» TASK STATEMENT
Would you count the lines in the entries below that contain "desc"? Reply with the number only.

» SUPPLIED DATA
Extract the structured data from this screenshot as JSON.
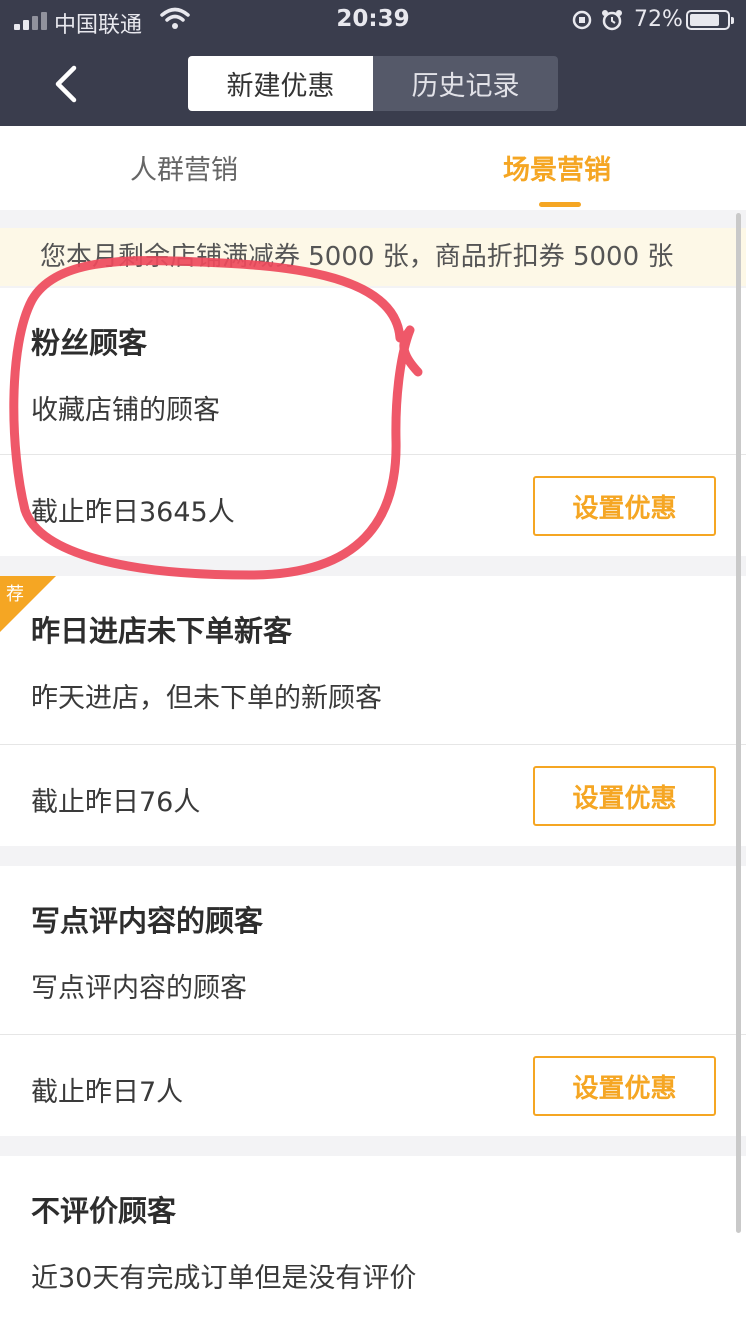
{
  "status_bar": {
    "carrier": "中国联通",
    "time": "20:39",
    "battery": "72%",
    "battery_level": 0.72
  },
  "header": {
    "segments": [
      {
        "label": "新建优惠",
        "selected": true
      },
      {
        "label": "历史记录",
        "selected": false
      }
    ]
  },
  "tabs": [
    {
      "label": "人群营销",
      "active": false
    },
    {
      "label": "场景营销",
      "active": true
    }
  ],
  "notice": "您本月剩余店铺满减券 5000 张，商品折扣券 5000 张",
  "cards": [
    {
      "title": "粉丝顾客",
      "desc": "收藏店铺的顾客",
      "count": "截止昨日3645人",
      "button": "设置优惠",
      "badge": ""
    },
    {
      "title": "昨日进店未下单新客",
      "desc": "昨天进店，但未下单的新顾客",
      "count": "截止昨日76人",
      "button": "设置优惠",
      "badge": "荐"
    },
    {
      "title": "写点评内容的顾客",
      "desc": "写点评内容的顾客",
      "count": "截止昨日7人",
      "button": "设置优惠",
      "badge": ""
    },
    {
      "title": "不评价顾客",
      "desc": "近30天有完成订单但是没有评价",
      "count": "",
      "button": "",
      "badge": ""
    }
  ],
  "colors": {
    "header_bg": "#3a3d4d",
    "accent": "#f5a623",
    "notice_bg": "#fdf8e7",
    "annotation": "#ee4a5c"
  },
  "icons": [
    "signal-icon",
    "wifi-icon",
    "orientation-lock-icon",
    "alarm-icon",
    "battery-icon",
    "back-arrow-icon"
  ]
}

» TASK OUTPUT
4